Especicially the hearing of the old hurdy-gurdy-player Joel Jansson came to change the asthetical direction of the music. Bo Anders Persson found the music in a book+record on the hurdy-gurdy-tradition by Swedish music researcher Jan Ling.

Joel Jansson played in an old-fashioned way, with irregular rhythm changes and a strong emphasis on drone sounds, but with absolutely no adjustments to modern ways of treating the material.
This roughness and simplicity is to be found in tracks like Kuk-Polska (Cock-Polska) (a renamed melody taken from Joel Jansson, in the Swedish 3/4- polska rhythm), and also in the traditional tune Kristallen den fina (Beautiful Crystal). A pastoral and gentle feeling, a longing for another way of living and breathing, a turning away from the strivings and anxieties of the city.

The opening track is a song by Thomas Tidholm, När lingonen mognar (When Lingonberries Are Ripen). There´s a certain naïvety about the lyrics, describing the colors of summer, combining the words “grön” and “gredelin” (green and lilac). A lorry is passing by. The song becomes a faded photograph of a special summer day, a feeling of a lost life that then
pervades the whole record.

The greenness of the cover painting, done by Thomas Mera Gartz, is quite illusionary in this sense. The truancy playing of tracks like Nepal Boogie and Och solon går pup (And the Sun Rises) marks the ending of an era and is characterized by something unfulfilled, a certain emptiness that is mysteriously dark. The psychedelic dreaming is coming to an end.

Magnus Haglund
is a freelance journalist, based in Gothenburg.

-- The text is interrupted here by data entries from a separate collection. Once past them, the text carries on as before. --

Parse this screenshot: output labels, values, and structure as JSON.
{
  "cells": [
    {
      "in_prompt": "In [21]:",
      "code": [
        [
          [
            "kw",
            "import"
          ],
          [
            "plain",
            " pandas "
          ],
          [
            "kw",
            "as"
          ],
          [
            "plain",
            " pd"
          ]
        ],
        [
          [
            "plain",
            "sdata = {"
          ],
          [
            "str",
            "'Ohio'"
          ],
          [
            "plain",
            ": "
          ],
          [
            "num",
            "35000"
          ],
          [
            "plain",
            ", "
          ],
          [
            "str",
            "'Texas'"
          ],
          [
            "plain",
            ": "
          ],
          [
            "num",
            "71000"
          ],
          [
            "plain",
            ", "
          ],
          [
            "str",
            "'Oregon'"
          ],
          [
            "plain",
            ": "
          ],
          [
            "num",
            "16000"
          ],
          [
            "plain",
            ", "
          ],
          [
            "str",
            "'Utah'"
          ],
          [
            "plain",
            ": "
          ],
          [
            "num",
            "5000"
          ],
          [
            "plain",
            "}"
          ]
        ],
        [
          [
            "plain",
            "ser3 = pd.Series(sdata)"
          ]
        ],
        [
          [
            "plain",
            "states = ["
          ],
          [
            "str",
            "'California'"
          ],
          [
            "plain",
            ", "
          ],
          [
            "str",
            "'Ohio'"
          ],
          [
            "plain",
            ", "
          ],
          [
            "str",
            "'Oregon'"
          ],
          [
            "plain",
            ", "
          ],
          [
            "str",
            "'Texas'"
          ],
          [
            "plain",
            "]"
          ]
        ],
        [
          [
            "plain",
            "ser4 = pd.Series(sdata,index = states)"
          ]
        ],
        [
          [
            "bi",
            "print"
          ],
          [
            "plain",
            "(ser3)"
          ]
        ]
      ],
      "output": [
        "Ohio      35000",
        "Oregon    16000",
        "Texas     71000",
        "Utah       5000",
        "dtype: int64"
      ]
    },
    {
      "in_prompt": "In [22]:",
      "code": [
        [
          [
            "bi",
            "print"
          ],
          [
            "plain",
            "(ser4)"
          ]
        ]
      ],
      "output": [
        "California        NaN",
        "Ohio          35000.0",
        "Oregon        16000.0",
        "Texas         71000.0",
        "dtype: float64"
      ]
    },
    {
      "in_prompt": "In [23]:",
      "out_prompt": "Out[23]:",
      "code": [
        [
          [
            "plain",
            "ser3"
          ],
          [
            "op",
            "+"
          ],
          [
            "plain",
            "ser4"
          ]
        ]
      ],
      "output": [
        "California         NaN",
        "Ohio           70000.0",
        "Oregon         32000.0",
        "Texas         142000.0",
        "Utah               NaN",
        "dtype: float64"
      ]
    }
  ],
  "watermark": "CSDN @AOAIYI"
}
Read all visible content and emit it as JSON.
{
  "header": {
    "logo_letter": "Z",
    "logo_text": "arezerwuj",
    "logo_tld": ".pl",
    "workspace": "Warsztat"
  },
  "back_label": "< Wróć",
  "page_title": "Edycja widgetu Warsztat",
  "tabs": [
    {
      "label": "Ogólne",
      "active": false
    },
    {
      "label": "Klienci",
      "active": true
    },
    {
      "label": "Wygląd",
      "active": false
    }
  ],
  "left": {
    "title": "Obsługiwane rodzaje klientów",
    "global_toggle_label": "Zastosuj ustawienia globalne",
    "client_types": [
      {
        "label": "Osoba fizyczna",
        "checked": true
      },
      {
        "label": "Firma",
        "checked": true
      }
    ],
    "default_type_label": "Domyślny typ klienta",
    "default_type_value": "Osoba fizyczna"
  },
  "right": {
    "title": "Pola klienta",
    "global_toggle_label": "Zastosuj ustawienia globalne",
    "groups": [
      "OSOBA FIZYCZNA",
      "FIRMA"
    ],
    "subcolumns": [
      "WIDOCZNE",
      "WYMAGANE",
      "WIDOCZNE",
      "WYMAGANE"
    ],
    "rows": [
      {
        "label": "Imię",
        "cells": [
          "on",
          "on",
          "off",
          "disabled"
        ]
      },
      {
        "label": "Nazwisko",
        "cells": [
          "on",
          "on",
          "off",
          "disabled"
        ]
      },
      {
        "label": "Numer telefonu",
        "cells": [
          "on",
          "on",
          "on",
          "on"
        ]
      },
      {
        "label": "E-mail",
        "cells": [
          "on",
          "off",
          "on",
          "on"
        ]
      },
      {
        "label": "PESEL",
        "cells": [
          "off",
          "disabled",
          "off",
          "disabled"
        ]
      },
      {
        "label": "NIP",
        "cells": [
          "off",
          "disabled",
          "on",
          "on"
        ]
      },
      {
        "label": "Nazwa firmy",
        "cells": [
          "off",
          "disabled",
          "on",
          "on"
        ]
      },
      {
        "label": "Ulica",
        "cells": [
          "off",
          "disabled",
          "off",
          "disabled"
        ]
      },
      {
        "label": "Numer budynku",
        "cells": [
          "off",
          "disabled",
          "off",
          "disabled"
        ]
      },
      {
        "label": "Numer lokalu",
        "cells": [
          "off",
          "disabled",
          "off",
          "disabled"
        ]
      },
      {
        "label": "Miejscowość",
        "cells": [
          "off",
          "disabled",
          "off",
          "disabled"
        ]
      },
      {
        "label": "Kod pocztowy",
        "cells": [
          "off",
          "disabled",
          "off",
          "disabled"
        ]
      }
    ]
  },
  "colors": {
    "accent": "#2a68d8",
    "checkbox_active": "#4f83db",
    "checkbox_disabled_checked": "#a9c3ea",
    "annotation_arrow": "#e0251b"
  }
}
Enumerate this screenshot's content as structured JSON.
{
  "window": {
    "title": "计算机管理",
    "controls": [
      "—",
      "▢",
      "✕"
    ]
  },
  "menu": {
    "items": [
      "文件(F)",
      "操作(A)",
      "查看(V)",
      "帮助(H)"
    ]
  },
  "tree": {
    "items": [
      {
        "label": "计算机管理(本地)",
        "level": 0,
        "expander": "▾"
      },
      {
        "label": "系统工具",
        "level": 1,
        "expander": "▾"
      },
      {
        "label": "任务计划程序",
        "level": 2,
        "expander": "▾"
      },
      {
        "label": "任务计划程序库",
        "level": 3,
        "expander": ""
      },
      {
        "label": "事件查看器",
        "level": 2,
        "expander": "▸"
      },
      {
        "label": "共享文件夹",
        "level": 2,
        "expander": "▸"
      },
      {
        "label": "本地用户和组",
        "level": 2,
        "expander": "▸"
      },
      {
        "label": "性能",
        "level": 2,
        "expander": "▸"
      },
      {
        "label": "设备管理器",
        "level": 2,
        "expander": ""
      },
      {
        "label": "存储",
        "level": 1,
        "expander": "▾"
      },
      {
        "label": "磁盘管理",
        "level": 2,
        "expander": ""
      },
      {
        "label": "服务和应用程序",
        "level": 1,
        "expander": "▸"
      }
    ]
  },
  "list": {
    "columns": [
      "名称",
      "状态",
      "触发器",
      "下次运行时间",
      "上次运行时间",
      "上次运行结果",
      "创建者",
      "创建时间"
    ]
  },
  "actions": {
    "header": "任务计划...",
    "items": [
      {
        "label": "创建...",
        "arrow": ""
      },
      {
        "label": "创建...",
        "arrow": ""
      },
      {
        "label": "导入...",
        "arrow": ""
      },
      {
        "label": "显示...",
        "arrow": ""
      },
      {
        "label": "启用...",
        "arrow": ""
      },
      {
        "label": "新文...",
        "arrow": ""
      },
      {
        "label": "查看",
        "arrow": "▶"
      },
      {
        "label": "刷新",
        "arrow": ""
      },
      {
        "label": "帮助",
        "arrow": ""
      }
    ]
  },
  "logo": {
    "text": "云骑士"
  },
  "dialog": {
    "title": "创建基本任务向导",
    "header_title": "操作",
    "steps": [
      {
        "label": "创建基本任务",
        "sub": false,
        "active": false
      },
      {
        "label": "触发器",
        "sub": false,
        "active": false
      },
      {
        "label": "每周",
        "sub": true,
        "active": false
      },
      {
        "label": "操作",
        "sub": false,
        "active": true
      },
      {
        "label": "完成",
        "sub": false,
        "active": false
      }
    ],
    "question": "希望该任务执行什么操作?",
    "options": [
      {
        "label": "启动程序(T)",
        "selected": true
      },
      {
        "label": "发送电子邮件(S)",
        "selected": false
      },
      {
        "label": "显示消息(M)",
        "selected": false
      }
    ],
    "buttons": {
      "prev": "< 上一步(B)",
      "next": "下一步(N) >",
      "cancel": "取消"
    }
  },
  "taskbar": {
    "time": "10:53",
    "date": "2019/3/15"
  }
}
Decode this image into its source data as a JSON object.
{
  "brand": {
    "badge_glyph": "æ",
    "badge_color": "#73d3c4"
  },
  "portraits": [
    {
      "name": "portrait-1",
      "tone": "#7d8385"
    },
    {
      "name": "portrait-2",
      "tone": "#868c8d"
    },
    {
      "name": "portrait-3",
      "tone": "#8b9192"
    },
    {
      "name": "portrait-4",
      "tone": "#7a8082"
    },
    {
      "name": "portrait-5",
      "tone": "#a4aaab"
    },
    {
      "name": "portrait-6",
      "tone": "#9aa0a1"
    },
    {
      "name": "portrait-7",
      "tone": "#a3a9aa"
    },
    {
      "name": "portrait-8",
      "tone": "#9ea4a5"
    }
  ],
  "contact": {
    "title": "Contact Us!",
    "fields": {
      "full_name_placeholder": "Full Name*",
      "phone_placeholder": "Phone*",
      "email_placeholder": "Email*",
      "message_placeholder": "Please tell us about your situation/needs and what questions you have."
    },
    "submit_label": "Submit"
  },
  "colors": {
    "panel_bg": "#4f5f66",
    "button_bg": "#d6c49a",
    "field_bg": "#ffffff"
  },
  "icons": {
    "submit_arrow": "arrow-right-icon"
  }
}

Pärsson Sound/International Harvester/Harvester later once again transformed.
This time into Träd, Gräs och Stenar (Trees, Grass and Stones).
Some of the members moved out into the contryside and tried to live in harmony
with nature, growing their own vegetables and practicing living collectively.
That is a story to be told another time.